§ **WHAT THE TASK REQUIRES**: Wherever the string "tabletop" appears in the entries below, return the line that holds it.

§ **PROVIDED RECORDS**:
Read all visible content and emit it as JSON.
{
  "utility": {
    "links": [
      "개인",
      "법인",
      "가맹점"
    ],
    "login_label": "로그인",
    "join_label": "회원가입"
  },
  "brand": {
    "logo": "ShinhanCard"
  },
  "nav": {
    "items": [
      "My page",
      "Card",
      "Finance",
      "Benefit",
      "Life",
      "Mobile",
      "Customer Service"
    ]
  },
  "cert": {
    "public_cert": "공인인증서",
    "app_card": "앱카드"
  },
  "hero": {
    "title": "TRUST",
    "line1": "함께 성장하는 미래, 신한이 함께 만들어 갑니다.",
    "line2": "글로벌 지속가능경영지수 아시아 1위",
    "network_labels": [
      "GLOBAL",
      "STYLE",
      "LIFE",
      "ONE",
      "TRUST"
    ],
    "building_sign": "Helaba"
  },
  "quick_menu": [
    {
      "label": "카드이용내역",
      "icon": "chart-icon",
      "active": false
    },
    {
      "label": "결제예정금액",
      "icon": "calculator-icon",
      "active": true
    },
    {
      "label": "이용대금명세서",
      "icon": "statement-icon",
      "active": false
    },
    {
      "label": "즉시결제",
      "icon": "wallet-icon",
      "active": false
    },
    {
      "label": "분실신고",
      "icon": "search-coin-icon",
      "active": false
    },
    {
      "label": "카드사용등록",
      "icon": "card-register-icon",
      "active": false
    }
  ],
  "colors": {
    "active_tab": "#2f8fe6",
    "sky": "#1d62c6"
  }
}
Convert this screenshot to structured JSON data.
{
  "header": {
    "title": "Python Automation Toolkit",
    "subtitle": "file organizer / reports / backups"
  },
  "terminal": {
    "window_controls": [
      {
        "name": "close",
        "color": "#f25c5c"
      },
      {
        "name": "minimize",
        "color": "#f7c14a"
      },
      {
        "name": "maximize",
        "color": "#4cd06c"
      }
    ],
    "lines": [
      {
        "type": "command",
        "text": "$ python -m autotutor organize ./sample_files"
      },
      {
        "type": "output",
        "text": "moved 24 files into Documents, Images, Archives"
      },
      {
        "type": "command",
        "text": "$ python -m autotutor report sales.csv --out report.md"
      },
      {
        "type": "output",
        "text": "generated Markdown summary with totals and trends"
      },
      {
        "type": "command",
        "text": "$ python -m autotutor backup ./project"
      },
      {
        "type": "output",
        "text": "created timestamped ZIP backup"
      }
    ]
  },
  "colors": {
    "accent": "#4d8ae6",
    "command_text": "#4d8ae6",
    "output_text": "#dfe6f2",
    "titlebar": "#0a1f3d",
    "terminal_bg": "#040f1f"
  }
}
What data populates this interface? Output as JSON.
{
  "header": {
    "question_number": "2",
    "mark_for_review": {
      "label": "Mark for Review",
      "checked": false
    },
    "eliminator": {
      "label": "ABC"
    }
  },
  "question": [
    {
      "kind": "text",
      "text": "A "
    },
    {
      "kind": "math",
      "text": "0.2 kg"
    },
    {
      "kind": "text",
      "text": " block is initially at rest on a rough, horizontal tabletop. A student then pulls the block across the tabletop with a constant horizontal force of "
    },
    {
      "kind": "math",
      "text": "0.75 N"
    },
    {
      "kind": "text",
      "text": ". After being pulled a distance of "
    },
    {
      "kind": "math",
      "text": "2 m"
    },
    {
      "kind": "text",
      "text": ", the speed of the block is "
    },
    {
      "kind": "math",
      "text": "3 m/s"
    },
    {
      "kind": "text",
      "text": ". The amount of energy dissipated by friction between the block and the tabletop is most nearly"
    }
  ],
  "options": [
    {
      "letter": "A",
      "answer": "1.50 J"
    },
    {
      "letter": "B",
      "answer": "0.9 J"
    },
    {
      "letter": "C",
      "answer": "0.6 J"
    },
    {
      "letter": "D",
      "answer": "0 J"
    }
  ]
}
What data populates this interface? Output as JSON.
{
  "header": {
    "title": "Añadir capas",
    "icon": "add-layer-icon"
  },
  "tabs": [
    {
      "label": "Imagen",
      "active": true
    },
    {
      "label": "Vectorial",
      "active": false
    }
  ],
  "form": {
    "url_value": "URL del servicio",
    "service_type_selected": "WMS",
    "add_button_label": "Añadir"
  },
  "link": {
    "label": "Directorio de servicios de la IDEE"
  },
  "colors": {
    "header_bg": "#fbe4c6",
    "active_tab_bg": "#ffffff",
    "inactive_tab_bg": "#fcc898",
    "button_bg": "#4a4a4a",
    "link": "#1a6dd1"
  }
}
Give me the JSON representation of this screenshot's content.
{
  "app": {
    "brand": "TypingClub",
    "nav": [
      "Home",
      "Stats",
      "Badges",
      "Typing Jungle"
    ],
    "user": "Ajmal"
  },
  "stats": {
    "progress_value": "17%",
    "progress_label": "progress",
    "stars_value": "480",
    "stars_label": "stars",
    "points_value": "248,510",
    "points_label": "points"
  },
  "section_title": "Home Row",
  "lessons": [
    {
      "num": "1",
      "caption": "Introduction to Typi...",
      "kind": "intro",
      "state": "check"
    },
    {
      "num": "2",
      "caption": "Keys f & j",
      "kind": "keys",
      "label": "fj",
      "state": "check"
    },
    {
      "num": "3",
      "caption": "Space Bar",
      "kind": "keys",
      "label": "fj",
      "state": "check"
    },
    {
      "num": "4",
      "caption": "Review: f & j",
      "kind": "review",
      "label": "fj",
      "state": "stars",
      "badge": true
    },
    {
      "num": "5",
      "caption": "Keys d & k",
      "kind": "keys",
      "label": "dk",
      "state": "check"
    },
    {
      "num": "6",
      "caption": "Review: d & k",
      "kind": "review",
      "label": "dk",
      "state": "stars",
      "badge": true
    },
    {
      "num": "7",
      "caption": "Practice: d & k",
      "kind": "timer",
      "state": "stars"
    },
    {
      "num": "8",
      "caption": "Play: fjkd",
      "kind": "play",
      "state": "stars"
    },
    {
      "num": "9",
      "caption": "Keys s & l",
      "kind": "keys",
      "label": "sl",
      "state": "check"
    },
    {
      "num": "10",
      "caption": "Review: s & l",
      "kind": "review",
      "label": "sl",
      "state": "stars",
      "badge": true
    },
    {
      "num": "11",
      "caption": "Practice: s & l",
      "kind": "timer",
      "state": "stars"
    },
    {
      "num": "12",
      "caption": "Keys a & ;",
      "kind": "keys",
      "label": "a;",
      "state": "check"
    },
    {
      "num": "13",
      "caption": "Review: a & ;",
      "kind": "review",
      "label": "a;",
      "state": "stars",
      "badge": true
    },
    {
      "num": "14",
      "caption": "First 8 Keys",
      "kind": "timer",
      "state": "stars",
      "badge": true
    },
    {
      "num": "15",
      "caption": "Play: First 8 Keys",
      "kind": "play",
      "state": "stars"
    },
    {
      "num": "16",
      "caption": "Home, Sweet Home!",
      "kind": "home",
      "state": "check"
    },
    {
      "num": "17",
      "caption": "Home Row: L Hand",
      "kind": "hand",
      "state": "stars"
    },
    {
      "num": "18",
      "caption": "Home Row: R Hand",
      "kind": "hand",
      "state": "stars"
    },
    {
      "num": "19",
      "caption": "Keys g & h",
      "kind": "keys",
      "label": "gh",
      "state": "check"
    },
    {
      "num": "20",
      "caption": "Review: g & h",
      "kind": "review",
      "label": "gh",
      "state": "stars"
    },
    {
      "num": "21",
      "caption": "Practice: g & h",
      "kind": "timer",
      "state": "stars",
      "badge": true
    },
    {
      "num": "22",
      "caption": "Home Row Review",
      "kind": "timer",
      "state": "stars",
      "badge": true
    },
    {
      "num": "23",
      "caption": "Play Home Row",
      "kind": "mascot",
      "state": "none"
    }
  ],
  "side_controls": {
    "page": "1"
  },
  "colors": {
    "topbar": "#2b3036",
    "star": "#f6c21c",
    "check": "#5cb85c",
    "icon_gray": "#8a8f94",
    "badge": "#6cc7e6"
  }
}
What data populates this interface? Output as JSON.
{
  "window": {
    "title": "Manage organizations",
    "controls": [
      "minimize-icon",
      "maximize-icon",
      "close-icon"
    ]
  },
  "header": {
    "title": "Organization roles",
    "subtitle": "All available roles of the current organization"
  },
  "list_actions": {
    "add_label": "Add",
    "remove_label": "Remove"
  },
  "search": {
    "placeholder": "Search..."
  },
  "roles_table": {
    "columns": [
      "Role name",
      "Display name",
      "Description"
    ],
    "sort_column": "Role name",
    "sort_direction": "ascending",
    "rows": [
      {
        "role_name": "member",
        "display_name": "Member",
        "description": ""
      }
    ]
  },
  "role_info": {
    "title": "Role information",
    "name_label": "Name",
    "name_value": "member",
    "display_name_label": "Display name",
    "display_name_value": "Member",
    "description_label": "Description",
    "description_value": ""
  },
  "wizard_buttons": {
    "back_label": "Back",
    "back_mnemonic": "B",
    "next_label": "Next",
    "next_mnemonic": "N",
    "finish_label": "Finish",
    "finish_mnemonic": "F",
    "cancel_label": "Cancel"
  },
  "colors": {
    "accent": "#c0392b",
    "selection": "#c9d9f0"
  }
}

§ **EXERCISE SOLUTION**:
      "text": " block is initially at rest on a rough, horizontal tabletop. A student then pulls the block across the tabletop with a constant horizontal force of "
      "text": ". The amount of energy dissipated by friction between the block and the tabletop is most nearly"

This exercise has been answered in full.